[[ Information supplied open ]]
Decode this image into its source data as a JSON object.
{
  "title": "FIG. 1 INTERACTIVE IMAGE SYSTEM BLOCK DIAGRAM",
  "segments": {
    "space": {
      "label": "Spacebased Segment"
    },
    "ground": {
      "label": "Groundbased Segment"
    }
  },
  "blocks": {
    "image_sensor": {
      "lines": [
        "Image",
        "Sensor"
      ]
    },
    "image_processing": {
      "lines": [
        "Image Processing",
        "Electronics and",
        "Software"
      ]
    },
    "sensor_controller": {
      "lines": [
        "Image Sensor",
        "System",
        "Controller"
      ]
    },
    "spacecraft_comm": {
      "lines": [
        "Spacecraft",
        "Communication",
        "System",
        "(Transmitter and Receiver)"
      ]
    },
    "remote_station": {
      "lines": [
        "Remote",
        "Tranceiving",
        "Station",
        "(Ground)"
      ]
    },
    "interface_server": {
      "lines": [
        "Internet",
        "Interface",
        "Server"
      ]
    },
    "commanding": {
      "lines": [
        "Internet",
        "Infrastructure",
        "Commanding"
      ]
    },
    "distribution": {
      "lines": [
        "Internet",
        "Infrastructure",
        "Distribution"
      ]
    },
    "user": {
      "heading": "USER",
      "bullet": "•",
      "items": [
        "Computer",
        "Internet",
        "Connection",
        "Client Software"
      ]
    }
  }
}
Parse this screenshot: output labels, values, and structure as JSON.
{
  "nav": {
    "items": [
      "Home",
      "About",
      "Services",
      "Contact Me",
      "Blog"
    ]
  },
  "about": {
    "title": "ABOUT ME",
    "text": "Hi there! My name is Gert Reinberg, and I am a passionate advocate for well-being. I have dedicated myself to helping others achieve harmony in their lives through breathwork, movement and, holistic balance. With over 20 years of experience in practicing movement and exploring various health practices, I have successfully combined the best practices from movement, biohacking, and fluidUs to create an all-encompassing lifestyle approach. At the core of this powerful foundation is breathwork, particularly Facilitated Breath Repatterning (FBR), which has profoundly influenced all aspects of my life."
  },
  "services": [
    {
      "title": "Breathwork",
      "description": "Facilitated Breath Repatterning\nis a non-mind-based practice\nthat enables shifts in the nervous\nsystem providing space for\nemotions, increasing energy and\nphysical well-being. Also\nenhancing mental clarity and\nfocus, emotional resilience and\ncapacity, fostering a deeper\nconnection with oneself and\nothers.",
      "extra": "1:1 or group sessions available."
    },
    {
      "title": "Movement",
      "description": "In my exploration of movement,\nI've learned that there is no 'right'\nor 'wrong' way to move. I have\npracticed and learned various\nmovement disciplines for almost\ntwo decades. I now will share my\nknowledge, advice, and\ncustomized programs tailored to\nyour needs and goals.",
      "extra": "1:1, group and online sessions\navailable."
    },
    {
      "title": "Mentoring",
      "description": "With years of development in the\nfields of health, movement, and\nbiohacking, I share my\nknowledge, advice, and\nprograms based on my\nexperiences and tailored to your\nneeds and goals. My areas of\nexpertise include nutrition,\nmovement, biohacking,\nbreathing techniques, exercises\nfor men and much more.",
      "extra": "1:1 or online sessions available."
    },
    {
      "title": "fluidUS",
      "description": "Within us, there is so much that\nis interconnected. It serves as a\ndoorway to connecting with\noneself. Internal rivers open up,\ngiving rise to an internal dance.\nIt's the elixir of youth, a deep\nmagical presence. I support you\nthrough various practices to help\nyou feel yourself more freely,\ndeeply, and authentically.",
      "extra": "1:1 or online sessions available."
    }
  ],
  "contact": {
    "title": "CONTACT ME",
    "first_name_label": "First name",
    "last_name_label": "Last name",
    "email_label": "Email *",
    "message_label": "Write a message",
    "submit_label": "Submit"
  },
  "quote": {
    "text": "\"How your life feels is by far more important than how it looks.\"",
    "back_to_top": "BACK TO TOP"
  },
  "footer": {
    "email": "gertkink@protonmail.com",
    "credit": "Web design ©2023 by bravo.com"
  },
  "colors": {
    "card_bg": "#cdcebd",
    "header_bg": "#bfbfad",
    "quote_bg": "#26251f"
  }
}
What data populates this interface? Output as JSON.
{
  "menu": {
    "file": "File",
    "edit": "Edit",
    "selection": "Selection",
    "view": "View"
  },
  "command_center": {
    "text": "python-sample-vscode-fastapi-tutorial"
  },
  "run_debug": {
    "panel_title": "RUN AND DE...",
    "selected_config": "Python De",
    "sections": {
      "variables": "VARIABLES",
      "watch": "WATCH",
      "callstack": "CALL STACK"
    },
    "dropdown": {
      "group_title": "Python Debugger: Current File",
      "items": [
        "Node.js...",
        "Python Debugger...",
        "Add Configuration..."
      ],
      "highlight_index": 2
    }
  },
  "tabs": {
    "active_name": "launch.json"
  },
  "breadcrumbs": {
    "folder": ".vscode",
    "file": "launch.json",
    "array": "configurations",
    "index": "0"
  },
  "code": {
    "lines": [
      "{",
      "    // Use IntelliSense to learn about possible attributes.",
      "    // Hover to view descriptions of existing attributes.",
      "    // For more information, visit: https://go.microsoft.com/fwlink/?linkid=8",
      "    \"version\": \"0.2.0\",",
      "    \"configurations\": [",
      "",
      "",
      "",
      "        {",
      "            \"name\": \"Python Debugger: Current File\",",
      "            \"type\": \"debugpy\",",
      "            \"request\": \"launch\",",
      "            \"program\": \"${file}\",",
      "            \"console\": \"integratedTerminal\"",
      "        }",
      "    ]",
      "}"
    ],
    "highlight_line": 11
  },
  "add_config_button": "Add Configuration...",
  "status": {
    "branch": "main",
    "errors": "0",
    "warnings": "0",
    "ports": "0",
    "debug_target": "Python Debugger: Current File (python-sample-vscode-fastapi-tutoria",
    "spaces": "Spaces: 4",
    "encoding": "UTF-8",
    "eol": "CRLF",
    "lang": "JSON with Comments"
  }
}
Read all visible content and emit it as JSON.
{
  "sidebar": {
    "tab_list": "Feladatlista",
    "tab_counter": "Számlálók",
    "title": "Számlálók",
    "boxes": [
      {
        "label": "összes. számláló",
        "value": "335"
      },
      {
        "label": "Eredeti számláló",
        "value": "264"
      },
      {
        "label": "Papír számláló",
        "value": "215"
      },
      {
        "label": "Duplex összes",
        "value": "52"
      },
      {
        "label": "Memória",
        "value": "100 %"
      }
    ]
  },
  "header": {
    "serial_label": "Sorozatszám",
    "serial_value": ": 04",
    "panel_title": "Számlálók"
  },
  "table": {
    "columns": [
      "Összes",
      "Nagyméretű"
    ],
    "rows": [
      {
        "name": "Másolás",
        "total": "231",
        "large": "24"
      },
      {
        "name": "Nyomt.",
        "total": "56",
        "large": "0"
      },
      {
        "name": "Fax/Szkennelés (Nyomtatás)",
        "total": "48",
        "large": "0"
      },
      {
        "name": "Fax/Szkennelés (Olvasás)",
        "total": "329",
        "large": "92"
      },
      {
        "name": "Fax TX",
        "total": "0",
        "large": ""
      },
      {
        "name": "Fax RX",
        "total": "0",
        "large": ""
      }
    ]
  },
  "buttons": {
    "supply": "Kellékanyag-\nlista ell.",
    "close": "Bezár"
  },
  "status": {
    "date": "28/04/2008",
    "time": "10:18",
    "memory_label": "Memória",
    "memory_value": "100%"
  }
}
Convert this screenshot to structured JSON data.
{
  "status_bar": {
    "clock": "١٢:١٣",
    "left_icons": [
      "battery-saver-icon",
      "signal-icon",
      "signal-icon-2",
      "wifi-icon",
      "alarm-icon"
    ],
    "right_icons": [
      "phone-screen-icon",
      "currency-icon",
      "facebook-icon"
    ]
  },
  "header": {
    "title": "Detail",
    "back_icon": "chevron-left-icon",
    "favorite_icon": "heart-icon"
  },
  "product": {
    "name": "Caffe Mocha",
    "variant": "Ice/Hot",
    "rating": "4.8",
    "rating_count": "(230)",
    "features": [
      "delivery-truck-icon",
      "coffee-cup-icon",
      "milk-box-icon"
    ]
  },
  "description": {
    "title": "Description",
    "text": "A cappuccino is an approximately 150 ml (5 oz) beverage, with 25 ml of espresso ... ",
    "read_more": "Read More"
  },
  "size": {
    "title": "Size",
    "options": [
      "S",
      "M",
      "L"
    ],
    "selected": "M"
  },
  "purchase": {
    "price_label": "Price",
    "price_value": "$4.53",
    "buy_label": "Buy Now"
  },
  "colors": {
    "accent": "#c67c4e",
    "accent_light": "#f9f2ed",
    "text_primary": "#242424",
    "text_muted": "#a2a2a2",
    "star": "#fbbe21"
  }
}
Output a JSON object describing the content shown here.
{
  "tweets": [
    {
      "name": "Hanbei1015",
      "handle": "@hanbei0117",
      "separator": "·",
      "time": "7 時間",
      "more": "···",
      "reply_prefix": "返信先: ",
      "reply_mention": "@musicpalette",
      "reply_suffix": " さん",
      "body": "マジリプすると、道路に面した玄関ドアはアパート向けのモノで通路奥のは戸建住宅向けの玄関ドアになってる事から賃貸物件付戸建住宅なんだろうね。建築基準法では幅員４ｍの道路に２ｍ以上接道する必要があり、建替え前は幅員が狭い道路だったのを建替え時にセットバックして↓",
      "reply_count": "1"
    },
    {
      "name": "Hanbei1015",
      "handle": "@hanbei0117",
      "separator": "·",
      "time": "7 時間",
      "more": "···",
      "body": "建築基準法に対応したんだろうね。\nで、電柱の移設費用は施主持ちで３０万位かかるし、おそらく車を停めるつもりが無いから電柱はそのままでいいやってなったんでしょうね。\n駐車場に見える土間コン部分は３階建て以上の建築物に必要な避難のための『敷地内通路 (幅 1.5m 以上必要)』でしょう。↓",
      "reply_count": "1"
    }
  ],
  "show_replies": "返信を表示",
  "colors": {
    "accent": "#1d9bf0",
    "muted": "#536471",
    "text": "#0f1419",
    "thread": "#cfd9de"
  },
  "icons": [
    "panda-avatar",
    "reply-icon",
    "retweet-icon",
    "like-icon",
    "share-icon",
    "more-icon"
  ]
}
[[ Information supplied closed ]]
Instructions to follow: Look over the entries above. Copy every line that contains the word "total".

Solved exercise:
        "total": "231",
        "total": "56",
        "total": "48",
        "total": "329",
        "total": "0",
        "total": "0",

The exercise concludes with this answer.